> DATASET EXCERPTS

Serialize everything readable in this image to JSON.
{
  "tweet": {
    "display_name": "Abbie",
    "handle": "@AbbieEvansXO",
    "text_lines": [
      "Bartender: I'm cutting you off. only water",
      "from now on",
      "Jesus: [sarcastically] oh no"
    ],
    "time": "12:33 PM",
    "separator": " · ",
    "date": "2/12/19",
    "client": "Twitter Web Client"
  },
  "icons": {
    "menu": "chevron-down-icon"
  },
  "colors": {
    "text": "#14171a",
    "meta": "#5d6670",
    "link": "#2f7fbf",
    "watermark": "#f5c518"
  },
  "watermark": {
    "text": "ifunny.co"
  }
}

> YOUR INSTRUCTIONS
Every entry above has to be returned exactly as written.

> REPLY TO THE TASK
Serialize everything readable in this image to JSON.
{
  "tweet": {
    "display_name": "Abbie",
    "handle": "@AbbieEvansXO",
    "text_lines": [
      "Bartender: I'm cutting you off. only water",
      "from now on",
      "Jesus: [sarcastically] oh no"
    ],
    "time": "12:33 PM",
    "separator": " · ",
    "date": "2/12/19",
    "client": "Twitter Web Client"
  },
  "icons": {
    "menu": "chevron-down-icon"
  },
  "colors": {
    "text": "#14171a",
    "meta": "#5d6670",
    "link": "#2f7fbf",
    "watermark": "#f5c518"
  },
  "watermark": {
    "text": "ifunny.co"
  }
}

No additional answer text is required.